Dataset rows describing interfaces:
┄┄┄┄┄┄

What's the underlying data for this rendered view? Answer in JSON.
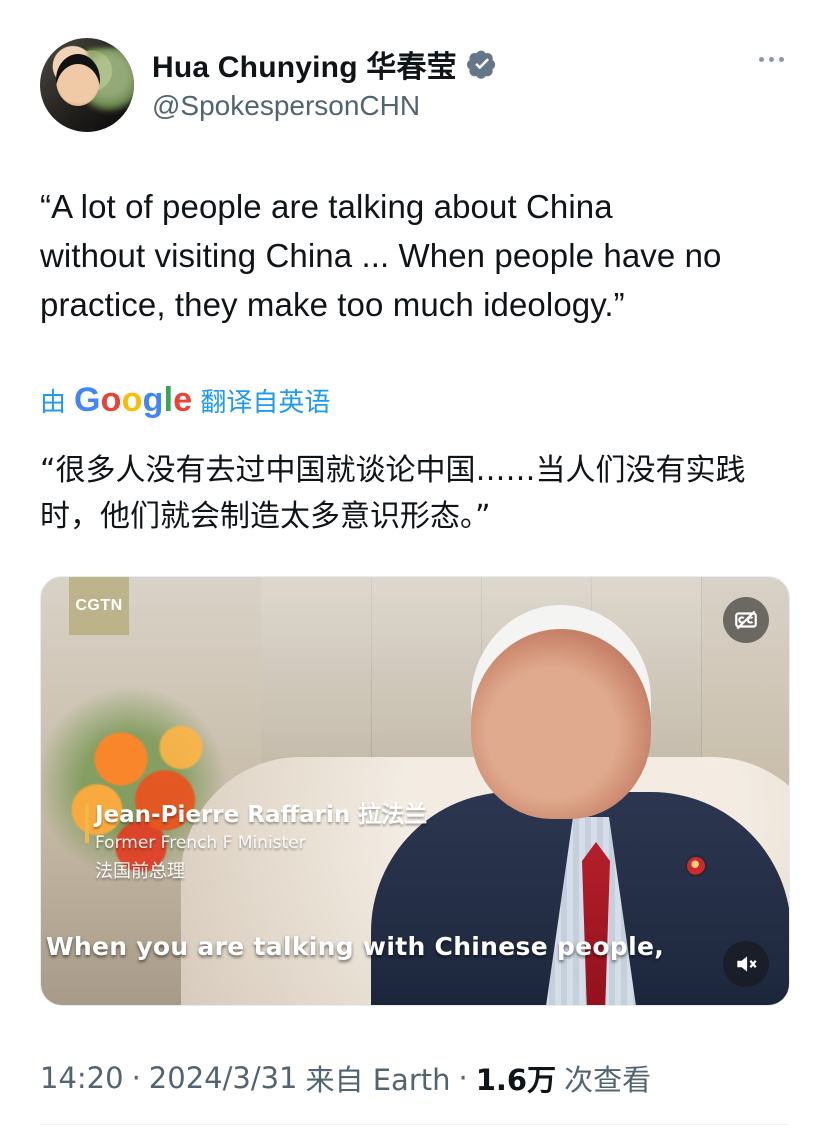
{
  "tweet": {
    "author": {
      "display_name": "Hua Chunying 华春莹",
      "handle": "@SpokespersonCHN",
      "verified": true
    },
    "text_lines": [
      "“A lot of people are talking about China",
      "without visiting China ... When people have no",
      "practice, they make too much ideology.”"
    ],
    "translation": {
      "prefix": "由",
      "provider": "Google",
      "suffix": "翻译自英语",
      "text_lines": [
        "“很多人没有去过中国就谈论中国……当人们没有实践",
        "时，他们就会制造太多意识形态。”"
      ]
    },
    "media": {
      "watermark": "CGTN",
      "lower_third": {
        "name": "Jean-Pierre Raffarin 拉法兰",
        "title": "Former French F    Minister",
        "cn": "法国前总理"
      },
      "subtitle": "When you are talking with Chinese people,"
    },
    "footer": {
      "time": "14:20",
      "date": "2024/3/31",
      "source": "来自 Earth",
      "views_value": "1.6万",
      "views_label": "次查看"
    },
    "icons": {
      "verified": "verified-badge-icon",
      "more": "more-options-icon",
      "cc": "closed-captions-icon",
      "mute": "mute-icon"
    },
    "colors": {
      "link_blue": "#1d9bf0",
      "text_primary": "#0f1419",
      "text_secondary": "#536471"
    }
  }
}
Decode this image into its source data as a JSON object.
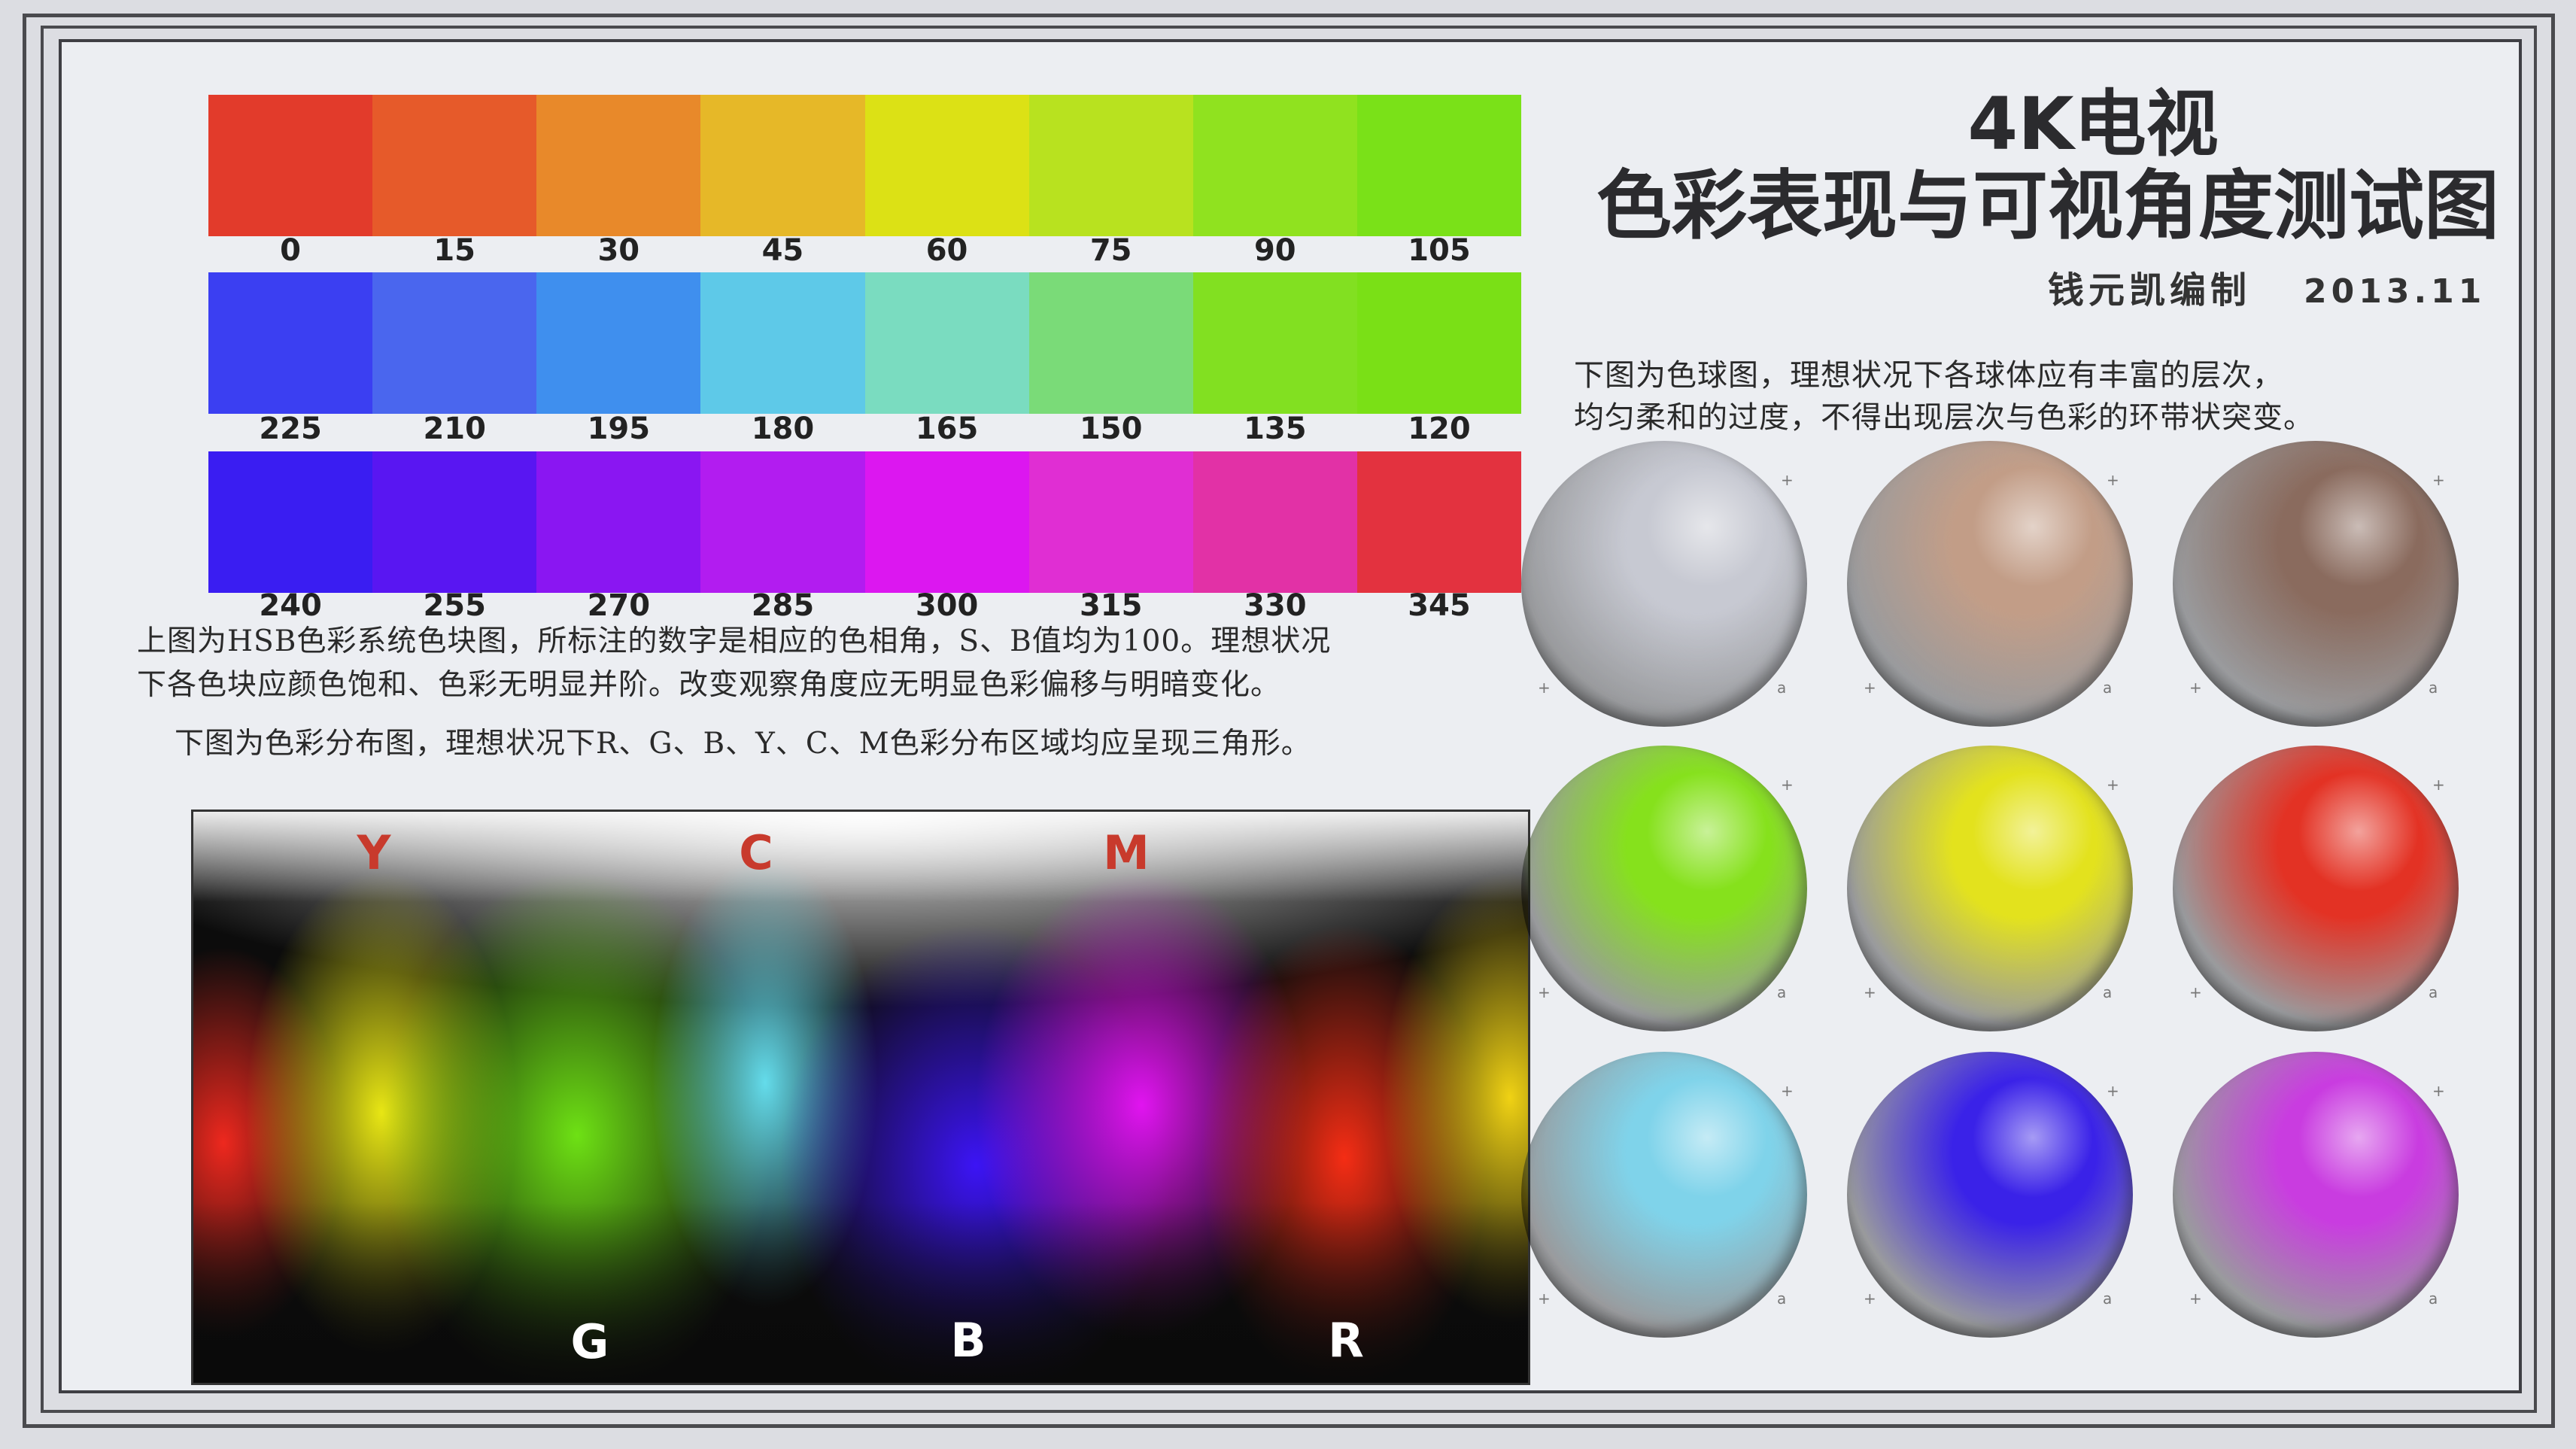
{
  "title": {
    "line1": "4K电视",
    "line2": "色彩表现与可视角度测试图",
    "author": "钱元凯编制",
    "date": "2013.11"
  },
  "hue_strips": [
    {
      "labels": [
        "0",
        "15",
        "30",
        "45",
        "60",
        "75",
        "90",
        "105"
      ],
      "colors": [
        "#e23b2b",
        "#e65a2a",
        "#e8892a",
        "#e6b828",
        "#dce115",
        "#b8e21f",
        "#90e21f",
        "#7ae118"
      ]
    },
    {
      "labels": [
        "225",
        "210",
        "195",
        "180",
        "165",
        "150",
        "135",
        "120"
      ],
      "colors": [
        "#3b3ff2",
        "#4a66ee",
        "#3f8fee",
        "#5ec9e8",
        "#7adcc0",
        "#7adb78",
        "#82e021",
        "#7ae016"
      ]
    },
    {
      "labels": [
        "240",
        "255",
        "270",
        "285",
        "300",
        "315",
        "330",
        "345"
      ],
      "colors": [
        "#3a1df2",
        "#5916f2",
        "#8a16f2",
        "#b21cf0",
        "#dc17f0",
        "#e02ed3",
        "#e231a6",
        "#e3323f"
      ]
    }
  ],
  "hsb_description": {
    "line1": "上图为HSB色彩系统色块图，所标注的数字是相应的色相角，S、B值均为100。理想状况",
    "line2": "下各色块应颜色饱和、色彩无明显并阶。改变观察角度应无明显色彩偏移与明暗变化。"
  },
  "distribution_description": "下图为色彩分布图，理想状况下R、G、B、Y、C、M色彩分布区域均应呈现三角形。",
  "distribution": {
    "top_labels": [
      "Y",
      "C",
      "M"
    ],
    "bottom_labels": [
      "G",
      "B",
      "R"
    ],
    "top_label_color": "#c83a2c",
    "bottom_label_color": "#ffffff"
  },
  "sphere_description": {
    "line1": "下图为色球图，理想状况下各球体应有丰富的层次，",
    "line2": "均匀柔和的过度，不得出现层次与色彩的环带状突变。"
  },
  "spheres": [
    {
      "name": "gray",
      "color": "#c7c9d2"
    },
    {
      "name": "tan",
      "color": "#c29d87"
    },
    {
      "name": "brown",
      "color": "#8a6b5e"
    },
    {
      "name": "green",
      "color": "#86e11c"
    },
    {
      "name": "yellow",
      "color": "#e3e21d"
    },
    {
      "name": "red",
      "color": "#e33224"
    },
    {
      "name": "cyan",
      "color": "#7fd3ea"
    },
    {
      "name": "blue",
      "color": "#3a22e8"
    },
    {
      "name": "magenta",
      "color": "#c93ce0"
    }
  ],
  "sphere_marks": {
    "plus": "+",
    "corner": "a"
  }
}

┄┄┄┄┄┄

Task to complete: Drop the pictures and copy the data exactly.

Your solution:
What's the underlying data for this rendered view? Answer in JSON.
{
  "tweet": {
    "author": {
      "display_name": "Hua Chunying 华春莹",
      "handle": "@SpokespersonCHN",
      "verified": true
    },
    "text_lines": [
      "“A lot of people are talking about China",
      "without visiting China ... When people have no",
      "practice, they make too much ideology.”"
    ],
    "translation": {
      "prefix": "由",
      "provider": "Google",
      "suffix": "翻译自英语",
      "text_lines": [
        "“很多人没有去过中国就谈论中国……当人们没有实践",
        "时，他们就会制造太多意识形态。”"
      ]
    },
    "media": {
      "watermark": "CGTN",
      "lower_third": {
        "name": "Jean-Pierre Raffarin 拉法兰",
        "title": "Former French F    Minister",
        "cn": "法国前总理"
      },
      "subtitle": "When you are talking with Chinese people,"
    },
    "footer": {
      "time": "14:20",
      "date": "2024/3/31",
      "source": "来自 Earth",
      "views_value": "1.6万",
      "views_label": "次查看"
    },
    "icons": {
      "verified": "verified-badge-icon",
      "more": "more-options-icon",
      "cc": "closed-captions-icon",
      "mute": "mute-icon"
    },
    "colors": {
      "link_blue": "#1d9bf0",
      "text_primary": "#0f1419",
      "text_secondary": "#536471"
    }
  }
}
Decode this image into its source data as a JSON object.
{
  "title": {
    "line1": "4K电视",
    "line2": "色彩表现与可视角度测试图",
    "author": "钱元凯编制",
    "date": "2013.11"
  },
  "hue_strips": [
    {
      "labels": [
        "0",
        "15",
        "30",
        "45",
        "60",
        "75",
        "90",
        "105"
      ],
      "colors": [
        "#e23b2b",
        "#e65a2a",
        "#e8892a",
        "#e6b828",
        "#dce115",
        "#b8e21f",
        "#90e21f",
        "#7ae118"
      ]
    },
    {
      "labels": [
        "225",
        "210",
        "195",
        "180",
        "165",
        "150",
        "135",
        "120"
      ],
      "colors": [
        "#3b3ff2",
        "#4a66ee",
        "#3f8fee",
        "#5ec9e8",
        "#7adcc0",
        "#7adb78",
        "#82e021",
        "#7ae016"
      ]
    },
    {
      "labels": [
        "240",
        "255",
        "270",
        "285",
        "300",
        "315",
        "330",
        "345"
      ],
      "colors": [
        "#3a1df2",
        "#5916f2",
        "#8a16f2",
        "#b21cf0",
        "#dc17f0",
        "#e02ed3",
        "#e231a6",
        "#e3323f"
      ]
    }
  ],
  "hsb_description": {
    "line1": "上图为HSB色彩系统色块图，所标注的数字是相应的色相角，S、B值均为100。理想状况",
    "line2": "下各色块应颜色饱和、色彩无明显并阶。改变观察角度应无明显色彩偏移与明暗变化。"
  },
  "distribution_description": "下图为色彩分布图，理想状况下R、G、B、Y、C、M色彩分布区域均应呈现三角形。",
  "distribution": {
    "top_labels": [
      "Y",
      "C",
      "M"
    ],
    "bottom_labels": [
      "G",
      "B",
      "R"
    ],
    "top_label_color": "#c83a2c",
    "bottom_label_color": "#ffffff"
  },
  "sphere_description": {
    "line1": "下图为色球图，理想状况下各球体应有丰富的层次，",
    "line2": "均匀柔和的过度，不得出现层次与色彩的环带状突变。"
  },
  "spheres": [
    {
      "name": "gray",
      "color": "#c7c9d2"
    },
    {
      "name": "tan",
      "color": "#c29d87"
    },
    {
      "name": "brown",
      "color": "#8a6b5e"
    },
    {
      "name": "green",
      "color": "#86e11c"
    },
    {
      "name": "yellow",
      "color": "#e3e21d"
    },
    {
      "name": "red",
      "color": "#e33224"
    },
    {
      "name": "cyan",
      "color": "#7fd3ea"
    },
    {
      "name": "blue",
      "color": "#3a22e8"
    },
    {
      "name": "magenta",
      "color": "#c93ce0"
    }
  ],
  "sphere_marks": {
    "plus": "+",
    "corner": "a"
  }
}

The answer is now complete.